Greenhouse maintenance also involves regularly checking the structure itself to make sure there is no damage.
It’s easiest to check for cracks in the glass or possible rot on a wooden frame during your cleaning process.
It can’t hurt to check often for these signs especially if you’ve experienced a rough winter.
Spotting indications of damage early that need to be fixed will help ensure that your plants are in the best and healthiest environment possible for them.
Greenhouse Pest Control Hacks
Pests are unwanted guests for any plant, and they can be detrimental to the garden in your greenhouse.
To help retain a pest-free greenhouse, there are preventative measures you can take.
Watch your plants in your greenhouse carefully for any signs of damage from pests.
You’ll also want to inspect new plants you’re planning to introduce into your garden too for signs of pests before you bring them inside your greenhouse.
Even if you’re watchful, pests might still sneak onto your plants.
If you notice leaves with holes in them or certain plants dying.
It’s a good idea to remove them from your greenhouse as soon as possible so other plants aren’t infected.
Research natural ways to help get rid of any remaining pests, such as using ladybugs to help take care of pesky aphids.
Your plants are living things, and require regular air flow to help them breathe and grow.
Check consistently to make sure your greenhouse’s ventilation system is working properly.
Ensure the air vents are open at all times.
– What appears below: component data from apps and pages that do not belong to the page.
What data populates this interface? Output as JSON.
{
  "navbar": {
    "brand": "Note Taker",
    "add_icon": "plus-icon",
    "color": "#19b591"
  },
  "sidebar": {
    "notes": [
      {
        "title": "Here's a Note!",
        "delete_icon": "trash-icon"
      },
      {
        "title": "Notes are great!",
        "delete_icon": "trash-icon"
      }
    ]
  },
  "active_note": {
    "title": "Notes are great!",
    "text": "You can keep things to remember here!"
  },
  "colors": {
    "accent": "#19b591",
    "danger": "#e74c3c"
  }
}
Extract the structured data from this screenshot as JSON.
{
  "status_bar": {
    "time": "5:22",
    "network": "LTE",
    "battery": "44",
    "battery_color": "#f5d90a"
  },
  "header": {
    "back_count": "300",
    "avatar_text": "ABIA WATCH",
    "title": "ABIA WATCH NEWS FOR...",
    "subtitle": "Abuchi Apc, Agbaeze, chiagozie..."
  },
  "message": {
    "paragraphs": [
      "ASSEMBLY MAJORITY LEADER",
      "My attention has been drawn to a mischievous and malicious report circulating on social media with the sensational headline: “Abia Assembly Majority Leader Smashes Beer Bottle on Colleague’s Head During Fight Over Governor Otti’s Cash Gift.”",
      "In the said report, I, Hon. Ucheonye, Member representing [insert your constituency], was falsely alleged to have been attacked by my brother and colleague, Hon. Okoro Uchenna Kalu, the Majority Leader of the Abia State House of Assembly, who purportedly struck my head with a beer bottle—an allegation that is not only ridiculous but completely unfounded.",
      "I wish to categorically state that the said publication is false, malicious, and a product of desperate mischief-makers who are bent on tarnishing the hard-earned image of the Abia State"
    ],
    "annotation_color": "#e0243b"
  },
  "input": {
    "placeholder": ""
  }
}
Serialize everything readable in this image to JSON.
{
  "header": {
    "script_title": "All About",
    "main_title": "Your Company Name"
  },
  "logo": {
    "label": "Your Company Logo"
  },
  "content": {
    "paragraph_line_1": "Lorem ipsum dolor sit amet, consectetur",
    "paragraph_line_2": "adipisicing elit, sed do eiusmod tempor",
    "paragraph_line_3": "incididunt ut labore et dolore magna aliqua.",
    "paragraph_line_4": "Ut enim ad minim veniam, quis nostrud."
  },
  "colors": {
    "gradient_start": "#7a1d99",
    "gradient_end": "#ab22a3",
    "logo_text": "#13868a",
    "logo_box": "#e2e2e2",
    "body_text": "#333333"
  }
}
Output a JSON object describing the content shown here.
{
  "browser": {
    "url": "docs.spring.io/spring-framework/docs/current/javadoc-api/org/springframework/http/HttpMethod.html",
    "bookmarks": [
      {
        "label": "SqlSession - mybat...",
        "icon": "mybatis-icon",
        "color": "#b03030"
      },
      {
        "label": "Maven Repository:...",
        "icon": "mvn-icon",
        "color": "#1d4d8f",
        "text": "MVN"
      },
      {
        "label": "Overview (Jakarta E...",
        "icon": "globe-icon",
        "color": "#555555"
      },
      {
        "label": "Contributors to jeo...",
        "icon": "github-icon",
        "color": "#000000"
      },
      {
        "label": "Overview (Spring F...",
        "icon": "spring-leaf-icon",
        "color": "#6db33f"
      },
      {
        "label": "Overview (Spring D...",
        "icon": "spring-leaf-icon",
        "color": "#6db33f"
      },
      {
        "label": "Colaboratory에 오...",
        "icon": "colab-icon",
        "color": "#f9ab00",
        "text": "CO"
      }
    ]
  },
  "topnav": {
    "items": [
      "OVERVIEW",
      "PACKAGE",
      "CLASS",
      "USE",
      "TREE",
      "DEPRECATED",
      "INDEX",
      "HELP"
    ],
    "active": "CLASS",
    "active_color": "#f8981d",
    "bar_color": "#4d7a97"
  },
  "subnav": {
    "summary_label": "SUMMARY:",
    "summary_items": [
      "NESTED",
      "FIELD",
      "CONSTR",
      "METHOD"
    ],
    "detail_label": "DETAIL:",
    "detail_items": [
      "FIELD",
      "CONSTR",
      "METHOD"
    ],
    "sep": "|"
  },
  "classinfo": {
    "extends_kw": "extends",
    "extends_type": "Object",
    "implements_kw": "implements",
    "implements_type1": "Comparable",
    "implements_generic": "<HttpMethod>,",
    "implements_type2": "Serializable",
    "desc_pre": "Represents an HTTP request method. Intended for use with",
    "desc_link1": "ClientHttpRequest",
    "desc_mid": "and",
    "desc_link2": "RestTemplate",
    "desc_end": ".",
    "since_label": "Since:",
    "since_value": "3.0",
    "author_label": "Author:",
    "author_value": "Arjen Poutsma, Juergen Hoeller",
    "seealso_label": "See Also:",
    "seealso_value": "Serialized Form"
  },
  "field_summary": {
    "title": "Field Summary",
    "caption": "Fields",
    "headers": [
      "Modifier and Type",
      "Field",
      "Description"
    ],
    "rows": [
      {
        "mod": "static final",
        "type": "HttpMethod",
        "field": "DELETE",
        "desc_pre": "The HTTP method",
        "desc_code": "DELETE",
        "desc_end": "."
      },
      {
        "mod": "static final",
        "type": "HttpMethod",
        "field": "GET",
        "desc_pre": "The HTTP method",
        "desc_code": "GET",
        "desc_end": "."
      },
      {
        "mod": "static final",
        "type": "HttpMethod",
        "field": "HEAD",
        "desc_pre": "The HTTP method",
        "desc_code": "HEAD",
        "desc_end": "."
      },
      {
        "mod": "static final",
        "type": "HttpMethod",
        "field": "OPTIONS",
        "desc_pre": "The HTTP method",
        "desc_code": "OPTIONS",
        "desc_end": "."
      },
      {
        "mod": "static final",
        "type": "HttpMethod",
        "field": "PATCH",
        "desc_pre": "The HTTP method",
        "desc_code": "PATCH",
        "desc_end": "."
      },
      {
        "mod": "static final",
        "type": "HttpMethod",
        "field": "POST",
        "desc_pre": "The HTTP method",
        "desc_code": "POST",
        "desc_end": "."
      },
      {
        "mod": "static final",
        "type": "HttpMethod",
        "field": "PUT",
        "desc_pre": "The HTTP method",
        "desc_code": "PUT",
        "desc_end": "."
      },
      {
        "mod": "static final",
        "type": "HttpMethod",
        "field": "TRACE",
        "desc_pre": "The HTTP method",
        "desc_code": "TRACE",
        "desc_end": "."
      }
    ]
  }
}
This is critical to your greenhouse because the vents are what allow the hot air to move out of the greenhouse, and cooler air to move inside.
This exchange helps balance the climate and humidity in your greenhouse and is essential to the livelihood of your garden.
If your vents, louvres, or any other openings in your greenhouse are squeaky or sticking, use some oil to help lubricate them to make sure they continue to work efficiently.
Greenhouse Maintenance Hacks for Watering Supplies
Greenhouse maintenance also entails making sure your tools and supplies are working properly too.
If you have a watering system installed, make sure it is running smoothly without any problems.
If you have a hose connected to your greenhouse, make sure it does not have any holes, cracks, or blockages that are preventing it from giving your plants the adequate amount of water they need.
To check for problems like these, take off any attachments you might have on your hose and assess the water flow on its highest setting.
This will reveal any potential problem areas in the hose that you need to address.
If you discover holes or cracks in your hose, it’s time to replace it.
Remember to always include equipment checks in your greenhouse maintenance routine!
Prune And Rotate Your Greenhouse Plants
To keep the plants in your greenhouse healthy and strong, devote some time to pruning them and rearranging them when needed.
Trim off dead or dying leaves to make sure the nutrients from the soil are going to the living parts of your plants.
If you notice that there are certain parts of your plants that are getting more sun than others, don’t be afraid to rotate them.
Turning your plants will help make sure that they receive an equal amount of light and that they grow evenly.
Make Room in Your Greenhouse for Your Plants to Grow
Additionally, make sure there is enough space between your plants for them to grow.
If they’re close and crowded together, their growth can be hindered.
Use a ruler to make sure your spacing is consistent, or step back and view your pots to see if any are too close together.
Just like rotating your plants, making sure they have that extra room to grow will help ensure that all sides of your plants will be able to receive an equal amount of light.
Make Greenhouse Maintenance Part of Your Routine
Greenhouses require a lot of work to maintain, but it’s worth it for the thriving gardens they help create.
Make your greenhouse maintenance a part of your routine to help make sure that your plants receive the nurturing environment they deserve.
Remember to keep your greenhouse clean, damage and pest free.
Make sure it is properly ventilated.
Keep your plants healthy by pruning them, rotating them, and providing them with extra space to grow.
Are you looking to start a greenhouse or are you in need of supplies?
Let us know how we can help you with your greenhouse needs today!